▶ What you are asked to do: Copy each line below without leaving any out.
>>>
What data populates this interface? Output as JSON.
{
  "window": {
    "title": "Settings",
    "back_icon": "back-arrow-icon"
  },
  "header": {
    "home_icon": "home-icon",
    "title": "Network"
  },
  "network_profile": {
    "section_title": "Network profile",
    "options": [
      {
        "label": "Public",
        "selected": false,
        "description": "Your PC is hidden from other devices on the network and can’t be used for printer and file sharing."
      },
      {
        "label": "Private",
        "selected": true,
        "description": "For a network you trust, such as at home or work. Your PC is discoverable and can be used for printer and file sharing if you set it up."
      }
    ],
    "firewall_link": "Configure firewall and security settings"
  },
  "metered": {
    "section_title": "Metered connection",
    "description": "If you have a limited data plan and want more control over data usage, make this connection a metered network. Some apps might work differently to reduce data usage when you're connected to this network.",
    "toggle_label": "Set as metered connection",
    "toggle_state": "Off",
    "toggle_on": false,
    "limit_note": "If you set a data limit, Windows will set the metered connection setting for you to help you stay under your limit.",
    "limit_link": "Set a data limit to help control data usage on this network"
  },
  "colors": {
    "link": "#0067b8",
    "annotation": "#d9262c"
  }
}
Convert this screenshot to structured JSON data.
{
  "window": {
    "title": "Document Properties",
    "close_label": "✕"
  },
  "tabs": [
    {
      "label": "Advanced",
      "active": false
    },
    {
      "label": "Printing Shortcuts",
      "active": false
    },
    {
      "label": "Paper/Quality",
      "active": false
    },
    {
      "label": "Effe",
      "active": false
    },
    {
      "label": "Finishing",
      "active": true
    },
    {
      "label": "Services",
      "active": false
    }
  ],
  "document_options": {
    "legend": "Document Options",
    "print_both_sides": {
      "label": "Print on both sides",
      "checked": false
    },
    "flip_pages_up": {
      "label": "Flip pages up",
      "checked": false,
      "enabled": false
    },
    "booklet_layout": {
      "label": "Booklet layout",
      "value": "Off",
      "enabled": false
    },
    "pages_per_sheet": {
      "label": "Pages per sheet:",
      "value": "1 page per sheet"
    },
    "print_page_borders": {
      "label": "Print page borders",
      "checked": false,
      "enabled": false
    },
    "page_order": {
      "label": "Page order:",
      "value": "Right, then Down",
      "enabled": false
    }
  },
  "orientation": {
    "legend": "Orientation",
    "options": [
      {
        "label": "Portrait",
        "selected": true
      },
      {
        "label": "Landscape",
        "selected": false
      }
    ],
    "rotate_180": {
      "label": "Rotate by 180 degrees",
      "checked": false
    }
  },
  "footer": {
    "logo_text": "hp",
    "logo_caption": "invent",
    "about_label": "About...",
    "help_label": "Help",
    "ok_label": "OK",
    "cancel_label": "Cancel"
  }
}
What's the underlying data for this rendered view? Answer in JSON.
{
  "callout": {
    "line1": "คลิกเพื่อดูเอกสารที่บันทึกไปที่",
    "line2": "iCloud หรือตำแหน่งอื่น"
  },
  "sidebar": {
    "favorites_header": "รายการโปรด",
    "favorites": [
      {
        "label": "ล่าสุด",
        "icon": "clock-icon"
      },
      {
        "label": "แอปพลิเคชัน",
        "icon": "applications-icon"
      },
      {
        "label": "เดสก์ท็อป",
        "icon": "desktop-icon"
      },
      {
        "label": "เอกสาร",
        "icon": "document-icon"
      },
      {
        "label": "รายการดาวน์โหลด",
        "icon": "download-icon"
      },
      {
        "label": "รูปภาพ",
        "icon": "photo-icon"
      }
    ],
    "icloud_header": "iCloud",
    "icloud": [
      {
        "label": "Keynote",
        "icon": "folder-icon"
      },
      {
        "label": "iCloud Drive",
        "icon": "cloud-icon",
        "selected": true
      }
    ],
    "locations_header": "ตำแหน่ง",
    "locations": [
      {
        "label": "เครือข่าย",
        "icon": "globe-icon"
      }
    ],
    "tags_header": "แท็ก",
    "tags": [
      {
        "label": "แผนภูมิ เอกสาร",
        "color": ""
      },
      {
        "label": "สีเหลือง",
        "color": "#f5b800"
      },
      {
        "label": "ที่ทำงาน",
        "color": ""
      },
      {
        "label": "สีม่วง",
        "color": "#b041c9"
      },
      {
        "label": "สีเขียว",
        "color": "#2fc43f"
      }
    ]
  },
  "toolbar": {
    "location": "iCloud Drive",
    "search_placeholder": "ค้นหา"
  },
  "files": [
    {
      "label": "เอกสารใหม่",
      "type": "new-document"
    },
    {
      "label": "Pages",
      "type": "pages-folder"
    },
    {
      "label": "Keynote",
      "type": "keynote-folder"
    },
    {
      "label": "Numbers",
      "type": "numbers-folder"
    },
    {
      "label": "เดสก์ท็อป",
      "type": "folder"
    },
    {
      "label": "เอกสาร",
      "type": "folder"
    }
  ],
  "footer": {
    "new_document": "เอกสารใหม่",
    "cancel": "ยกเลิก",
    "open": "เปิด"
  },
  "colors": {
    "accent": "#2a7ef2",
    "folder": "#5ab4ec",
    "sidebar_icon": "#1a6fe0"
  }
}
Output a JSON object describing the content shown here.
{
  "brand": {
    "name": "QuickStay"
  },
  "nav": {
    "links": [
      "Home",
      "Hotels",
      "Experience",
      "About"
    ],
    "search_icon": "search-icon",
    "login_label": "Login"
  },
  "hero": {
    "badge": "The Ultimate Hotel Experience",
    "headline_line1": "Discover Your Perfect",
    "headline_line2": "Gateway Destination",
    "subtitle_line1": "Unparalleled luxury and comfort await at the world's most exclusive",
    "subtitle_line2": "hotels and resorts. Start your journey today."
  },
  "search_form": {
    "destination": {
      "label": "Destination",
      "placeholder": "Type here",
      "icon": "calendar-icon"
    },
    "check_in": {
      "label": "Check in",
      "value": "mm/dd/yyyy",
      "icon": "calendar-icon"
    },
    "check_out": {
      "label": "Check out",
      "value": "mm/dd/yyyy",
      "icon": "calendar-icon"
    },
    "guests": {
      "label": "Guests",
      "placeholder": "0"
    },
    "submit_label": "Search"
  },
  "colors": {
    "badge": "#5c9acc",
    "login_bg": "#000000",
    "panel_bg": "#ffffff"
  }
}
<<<
▶ Answer box:
What data populates this interface? Output as JSON.
{
  "window": {
    "title": "Settings",
    "back_icon": "back-arrow-icon"
  },
  "header": {
    "home_icon": "home-icon",
    "title": "Network"
  },
  "network_profile": {
    "section_title": "Network profile",
    "options": [
      {
        "label": "Public",
        "selected": false,
        "description": "Your PC is hidden from other devices on the network and can’t be used for printer and file sharing."
      },
      {
        "label": "Private",
        "selected": true,
        "description": "For a network you trust, such as at home or work. Your PC is discoverable and can be used for printer and file sharing if you set it up."
      }
    ],
    "firewall_link": "Configure firewall and security settings"
  },
  "metered": {
    "section_title": "Metered connection",
    "description": "If you have a limited data plan and want more control over data usage, make this connection a metered network. Some apps might work differently to reduce data usage when you're connected to this network.",
    "toggle_label": "Set as metered connection",
    "toggle_state": "Off",
    "toggle_on": false,
    "limit_note": "If you set a data limit, Windows will set the metered connection setting for you to help you stay under your limit.",
    "limit_link": "Set a data limit to help control data usage on this network"
  },
  "colors": {
    "link": "#0067b8",
    "annotation": "#d9262c"
  }
}
Convert this screenshot to structured JSON data.
{
  "window": {
    "title": "Document Properties",
    "close_label": "✕"
  },
  "tabs": [
    {
      "label": "Advanced",
      "active": false
    },
    {
      "label": "Printing Shortcuts",
      "active": false
    },
    {
      "label": "Paper/Quality",
      "active": false
    },
    {
      "label": "Effe",
      "active": false
    },
    {
      "label": "Finishing",
      "active": true
    },
    {
      "label": "Services",
      "active": false
    }
  ],
  "document_options": {
    "legend": "Document Options",
    "print_both_sides": {
      "label": "Print on both sides",
      "checked": false
    },
    "flip_pages_up": {
      "label": "Flip pages up",
      "checked": false,
      "enabled": false
    },
    "booklet_layout": {
      "label": "Booklet layout",
      "value": "Off",
      "enabled": false
    },
    "pages_per_sheet": {
      "label": "Pages per sheet:",
      "value": "1 page per sheet"
    },
    "print_page_borders": {
      "label": "Print page borders",
      "checked": false,
      "enabled": false
    },
    "page_order": {
      "label": "Page order:",
      "value": "Right, then Down",
      "enabled": false
    }
  },
  "orientation": {
    "legend": "Orientation",
    "options": [
      {
        "label": "Portrait",
        "selected": true
      },
      {
        "label": "Landscape",
        "selected": false
      }
    ],
    "rotate_180": {
      "label": "Rotate by 180 degrees",
      "checked": false
    }
  },
  "footer": {
    "logo_text": "hp",
    "logo_caption": "invent",
    "about_label": "About...",
    "help_label": "Help",
    "ok_label": "OK",
    "cancel_label": "Cancel"
  }
}
What's the underlying data for this rendered view? Answer in JSON.
{
  "callout": {
    "line1": "คลิกเพื่อดูเอกสารที่บันทึกไปที่",
    "line2": "iCloud หรือตำแหน่งอื่น"
  },
  "sidebar": {
    "favorites_header": "รายการโปรด",
    "favorites": [
      {
        "label": "ล่าสุด",
        "icon": "clock-icon"
      },
      {
        "label": "แอปพลิเคชัน",
        "icon": "applications-icon"
      },
      {
        "label": "เดสก์ท็อป",
        "icon": "desktop-icon"
      },
      {
        "label": "เอกสาร",
        "icon": "document-icon"
      },
      {
        "label": "รายการดาวน์โหลด",
        "icon": "download-icon"
      },
      {
        "label": "รูปภาพ",
        "icon": "photo-icon"
      }
    ],
    "icloud_header": "iCloud",
    "icloud": [
      {
        "label": "Keynote",
        "icon": "folder-icon"
      },
      {
        "label": "iCloud Drive",
        "icon": "cloud-icon",
        "selected": true
      }
    ],
    "locations_header": "ตำแหน่ง",
    "locations": [
      {
        "label": "เครือข่าย",
        "icon": "globe-icon"
      }
    ],
    "tags_header": "แท็ก",
    "tags": [
      {
        "label": "แผนภูมิ เอกสาร",
        "color": ""
      },
      {
        "label": "สีเหลือง",
        "color": "#f5b800"
      },
      {
        "label": "ที่ทำงาน",
        "color": ""
      },
      {
        "label": "สีม่วง",
        "color": "#b041c9"
      },
      {
        "label": "สีเขียว",
        "color": "#2fc43f"
      }
    ]
  },
  "toolbar": {
    "location": "iCloud Drive",
    "search_placeholder": "ค้นหา"
  },
  "files": [
    {
      "label": "เอกสารใหม่",
      "type": "new-document"
    },
    {
      "label": "Pages",
      "type": "pages-folder"
    },
    {
      "label": "Keynote",
      "type": "keynote-folder"
    },
    {
      "label": "Numbers",
      "type": "numbers-folder"
    },
    {
      "label": "เดสก์ท็อป",
      "type": "folder"
    },
    {
      "label": "เอกสาร",
      "type": "folder"
    }
  ],
  "footer": {
    "new_document": "เอกสารใหม่",
    "cancel": "ยกเลิก",
    "open": "เปิด"
  },
  "colors": {
    "accent": "#2a7ef2",
    "folder": "#5ab4ec",
    "sidebar_icon": "#1a6fe0"
  }
}
Output a JSON object describing the content shown here.
{
  "brand": {
    "name": "QuickStay"
  },
  "nav": {
    "links": [
      "Home",
      "Hotels",
      "Experience",
      "About"
    ],
    "search_icon": "search-icon",
    "login_label": "Login"
  },
  "hero": {
    "badge": "The Ultimate Hotel Experience",
    "headline_line1": "Discover Your Perfect",
    "headline_line2": "Gateway Destination",
    "subtitle_line1": "Unparalleled luxury and comfort await at the world's most exclusive",
    "subtitle_line2": "hotels and resorts. Start your journey today."
  },
  "search_form": {
    "destination": {
      "label": "Destination",
      "placeholder": "Type here",
      "icon": "calendar-icon"
    },
    "check_in": {
      "label": "Check in",
      "value": "mm/dd/yyyy",
      "icon": "calendar-icon"
    },
    "check_out": {
      "label": "Check out",
      "value": "mm/dd/yyyy",
      "icon": "calendar-icon"
    },
    "guests": {
      "label": "Guests",
      "placeholder": "0"
    },
    "submit_label": "Search"
  },
  "colors": {
    "badge": "#5c9acc",
    "login_bg": "#000000",
    "panel_bg": "#ffffff"
  }
}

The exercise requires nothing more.